Task description
Identify all lines below that hold "оплате" and collect them.

Record extracts
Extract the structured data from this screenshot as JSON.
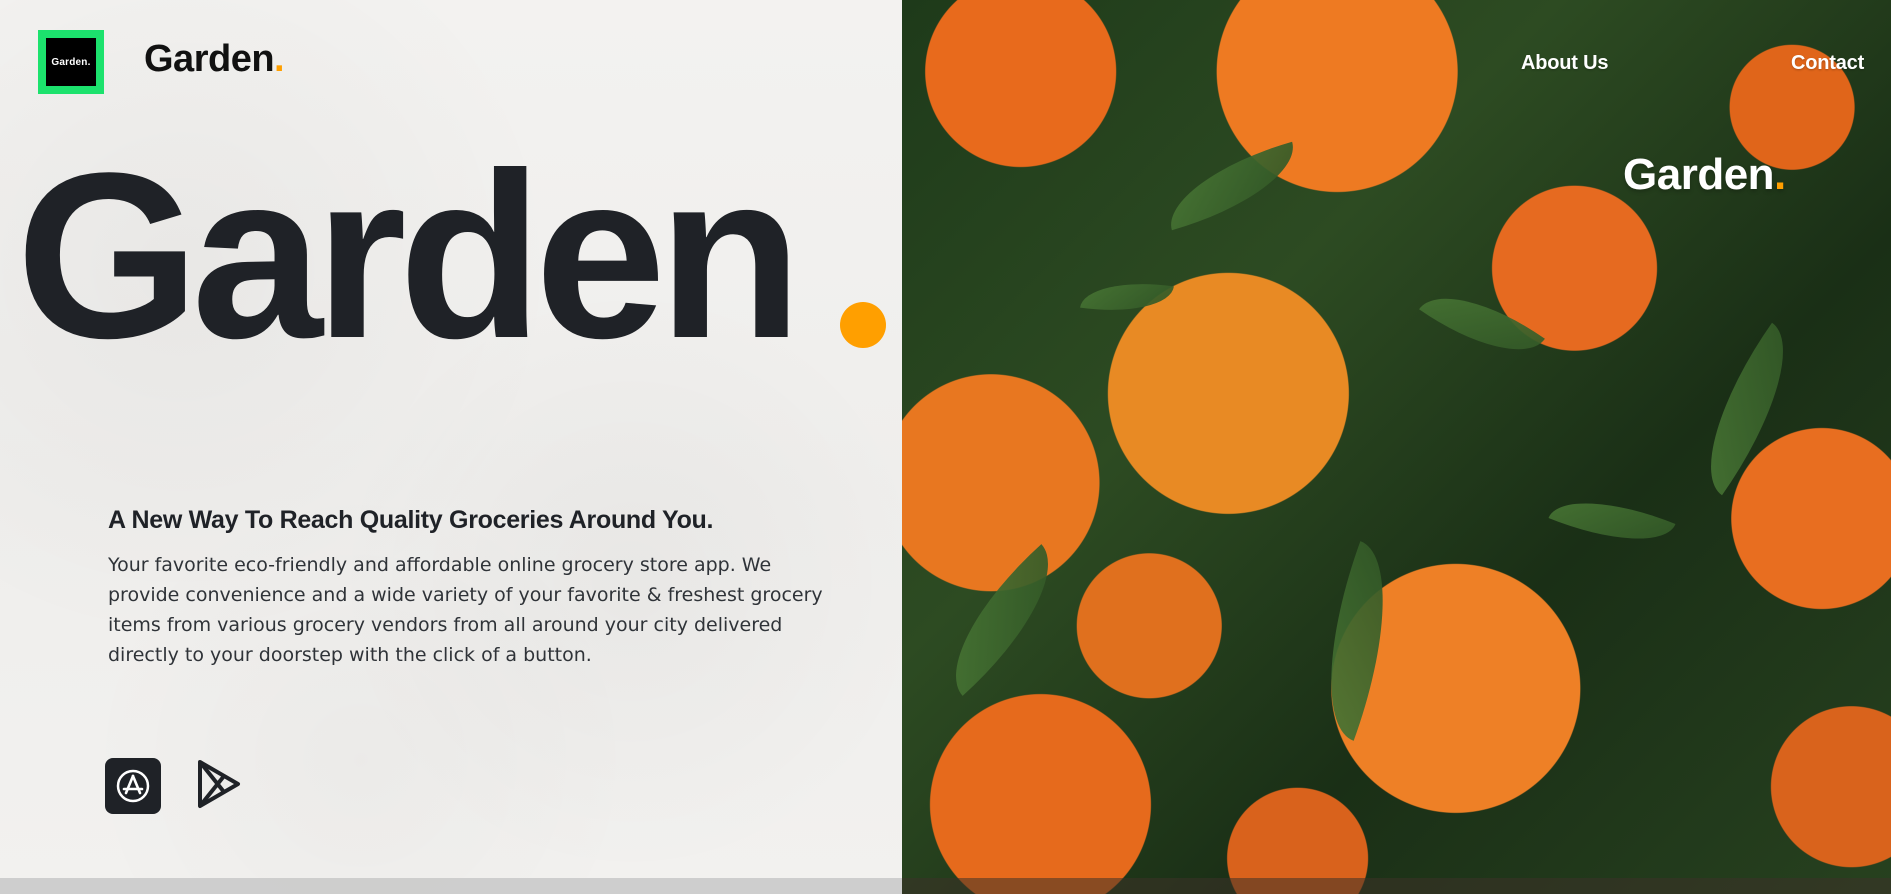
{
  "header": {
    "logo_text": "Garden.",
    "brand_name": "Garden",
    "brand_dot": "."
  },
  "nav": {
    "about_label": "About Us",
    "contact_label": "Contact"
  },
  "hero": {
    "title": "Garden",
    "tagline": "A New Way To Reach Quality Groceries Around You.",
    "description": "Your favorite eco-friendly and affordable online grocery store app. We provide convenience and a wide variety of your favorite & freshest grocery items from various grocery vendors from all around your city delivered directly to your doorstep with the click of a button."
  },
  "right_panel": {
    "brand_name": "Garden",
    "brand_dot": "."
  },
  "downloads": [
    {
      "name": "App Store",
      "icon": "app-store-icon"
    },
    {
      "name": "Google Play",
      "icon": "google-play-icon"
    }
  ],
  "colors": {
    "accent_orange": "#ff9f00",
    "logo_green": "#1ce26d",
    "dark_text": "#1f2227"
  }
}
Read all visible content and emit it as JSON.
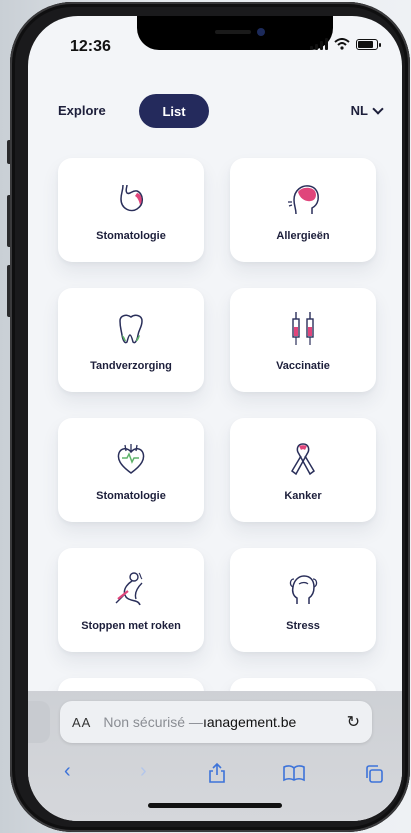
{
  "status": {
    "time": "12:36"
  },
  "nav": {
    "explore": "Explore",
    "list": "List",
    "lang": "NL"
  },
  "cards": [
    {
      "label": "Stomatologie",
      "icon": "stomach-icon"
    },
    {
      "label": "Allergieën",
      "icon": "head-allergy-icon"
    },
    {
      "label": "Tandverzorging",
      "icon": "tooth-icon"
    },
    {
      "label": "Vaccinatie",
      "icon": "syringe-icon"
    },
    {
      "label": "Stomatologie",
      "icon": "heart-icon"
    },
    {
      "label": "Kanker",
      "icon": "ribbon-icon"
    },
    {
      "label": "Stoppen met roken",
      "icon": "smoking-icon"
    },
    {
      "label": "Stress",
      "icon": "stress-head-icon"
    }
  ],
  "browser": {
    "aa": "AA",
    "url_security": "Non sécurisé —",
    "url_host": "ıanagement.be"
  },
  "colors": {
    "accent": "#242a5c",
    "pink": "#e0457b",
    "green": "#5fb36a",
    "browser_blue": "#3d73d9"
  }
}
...
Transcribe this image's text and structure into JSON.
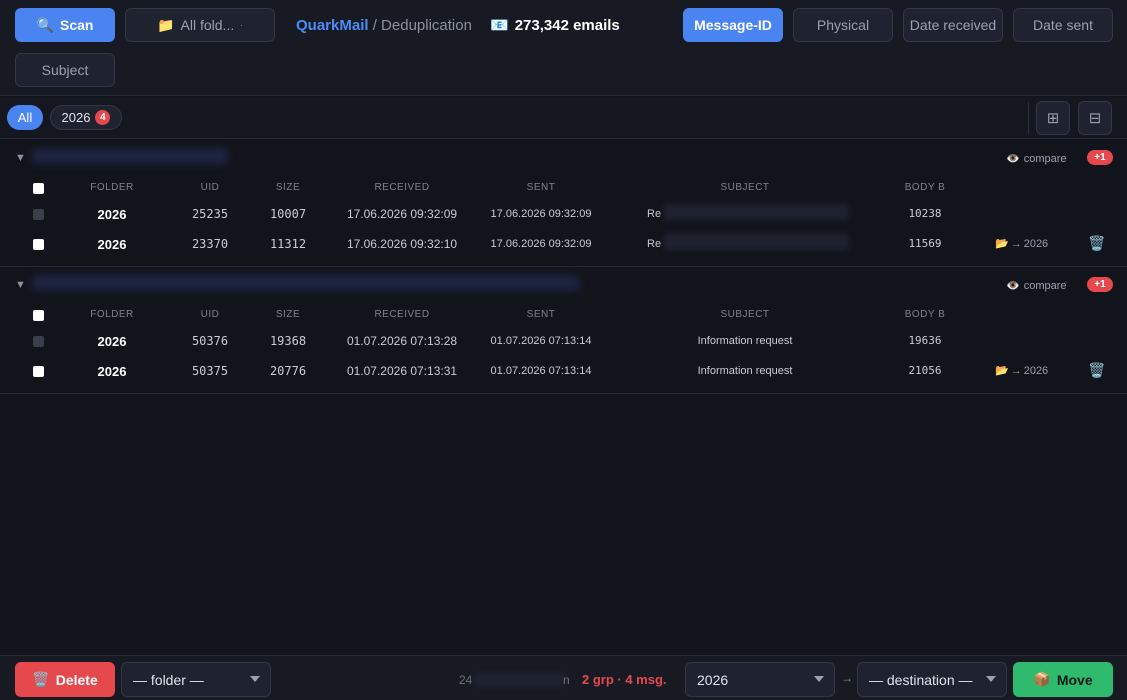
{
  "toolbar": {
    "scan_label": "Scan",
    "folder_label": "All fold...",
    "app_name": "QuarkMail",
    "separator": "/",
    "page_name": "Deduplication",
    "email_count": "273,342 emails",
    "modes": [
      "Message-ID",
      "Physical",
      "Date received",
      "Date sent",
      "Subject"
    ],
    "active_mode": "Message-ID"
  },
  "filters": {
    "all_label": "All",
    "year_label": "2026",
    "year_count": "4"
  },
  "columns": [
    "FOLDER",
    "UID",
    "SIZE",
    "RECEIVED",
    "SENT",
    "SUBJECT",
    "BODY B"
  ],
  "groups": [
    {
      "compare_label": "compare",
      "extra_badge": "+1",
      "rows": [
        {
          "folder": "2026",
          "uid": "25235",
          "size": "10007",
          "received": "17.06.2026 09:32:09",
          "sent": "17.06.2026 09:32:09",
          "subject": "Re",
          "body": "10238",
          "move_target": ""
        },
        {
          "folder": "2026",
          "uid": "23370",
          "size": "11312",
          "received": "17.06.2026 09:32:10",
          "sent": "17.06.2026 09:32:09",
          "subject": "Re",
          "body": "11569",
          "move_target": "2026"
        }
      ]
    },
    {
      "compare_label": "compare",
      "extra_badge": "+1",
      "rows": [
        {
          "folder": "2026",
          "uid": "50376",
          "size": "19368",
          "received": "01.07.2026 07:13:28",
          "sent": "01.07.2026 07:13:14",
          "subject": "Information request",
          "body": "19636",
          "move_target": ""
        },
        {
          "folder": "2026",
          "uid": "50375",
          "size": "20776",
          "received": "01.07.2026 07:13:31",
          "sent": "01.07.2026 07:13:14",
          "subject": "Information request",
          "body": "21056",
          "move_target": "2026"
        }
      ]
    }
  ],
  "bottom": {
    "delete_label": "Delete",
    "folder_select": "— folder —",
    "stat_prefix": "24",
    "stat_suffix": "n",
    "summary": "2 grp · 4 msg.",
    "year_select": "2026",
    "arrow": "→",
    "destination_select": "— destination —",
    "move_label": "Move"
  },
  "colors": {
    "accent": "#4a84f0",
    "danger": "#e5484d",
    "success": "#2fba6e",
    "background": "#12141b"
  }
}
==
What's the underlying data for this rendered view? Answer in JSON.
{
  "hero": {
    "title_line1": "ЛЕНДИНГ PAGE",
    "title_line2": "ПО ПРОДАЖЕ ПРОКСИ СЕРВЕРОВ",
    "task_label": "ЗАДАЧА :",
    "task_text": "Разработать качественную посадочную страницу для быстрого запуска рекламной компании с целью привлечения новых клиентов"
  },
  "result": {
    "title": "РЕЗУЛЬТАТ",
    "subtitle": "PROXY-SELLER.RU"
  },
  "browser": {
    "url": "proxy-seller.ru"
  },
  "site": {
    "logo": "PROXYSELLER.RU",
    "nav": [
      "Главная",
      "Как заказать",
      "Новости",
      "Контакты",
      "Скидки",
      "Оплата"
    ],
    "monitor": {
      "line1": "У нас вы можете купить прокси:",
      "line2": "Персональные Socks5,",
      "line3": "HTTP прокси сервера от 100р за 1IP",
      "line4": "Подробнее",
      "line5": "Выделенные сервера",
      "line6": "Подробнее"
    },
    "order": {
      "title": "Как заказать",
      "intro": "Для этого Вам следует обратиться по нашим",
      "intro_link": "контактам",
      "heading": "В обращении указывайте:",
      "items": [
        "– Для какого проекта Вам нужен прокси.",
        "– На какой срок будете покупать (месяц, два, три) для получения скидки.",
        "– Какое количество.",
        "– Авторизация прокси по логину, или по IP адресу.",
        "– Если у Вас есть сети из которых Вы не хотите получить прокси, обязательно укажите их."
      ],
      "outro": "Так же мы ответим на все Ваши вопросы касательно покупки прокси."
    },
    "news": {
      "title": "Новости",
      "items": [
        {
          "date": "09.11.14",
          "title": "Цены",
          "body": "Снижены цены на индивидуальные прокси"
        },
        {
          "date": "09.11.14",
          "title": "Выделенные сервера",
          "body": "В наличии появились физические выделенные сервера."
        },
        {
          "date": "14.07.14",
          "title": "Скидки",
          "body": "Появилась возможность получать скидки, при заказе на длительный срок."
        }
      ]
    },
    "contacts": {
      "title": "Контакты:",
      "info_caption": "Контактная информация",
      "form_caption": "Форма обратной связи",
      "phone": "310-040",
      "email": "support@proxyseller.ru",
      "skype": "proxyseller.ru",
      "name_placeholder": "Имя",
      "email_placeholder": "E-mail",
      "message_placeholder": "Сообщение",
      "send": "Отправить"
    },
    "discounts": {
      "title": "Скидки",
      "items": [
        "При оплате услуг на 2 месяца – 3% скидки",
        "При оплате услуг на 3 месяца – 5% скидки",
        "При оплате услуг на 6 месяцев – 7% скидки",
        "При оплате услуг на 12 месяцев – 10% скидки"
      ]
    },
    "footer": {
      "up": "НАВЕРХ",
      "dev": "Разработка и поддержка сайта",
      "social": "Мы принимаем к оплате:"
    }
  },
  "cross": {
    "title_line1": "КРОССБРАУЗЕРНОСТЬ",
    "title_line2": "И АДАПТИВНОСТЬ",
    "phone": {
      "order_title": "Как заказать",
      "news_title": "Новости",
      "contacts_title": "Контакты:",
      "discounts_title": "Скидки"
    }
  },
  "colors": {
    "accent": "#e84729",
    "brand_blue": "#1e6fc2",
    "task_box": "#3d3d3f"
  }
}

Written answer
        "При оплате услуг на 2 месяца – 3% скидки",
        "При оплате услуг на 3 месяца – 5% скидки",
        "При оплате услуг на 6 месяцев – 7% скидки",
        "При оплате услуг на 12 месяцев – 10% скидки"
      "social": "Мы принимаем к оплате:"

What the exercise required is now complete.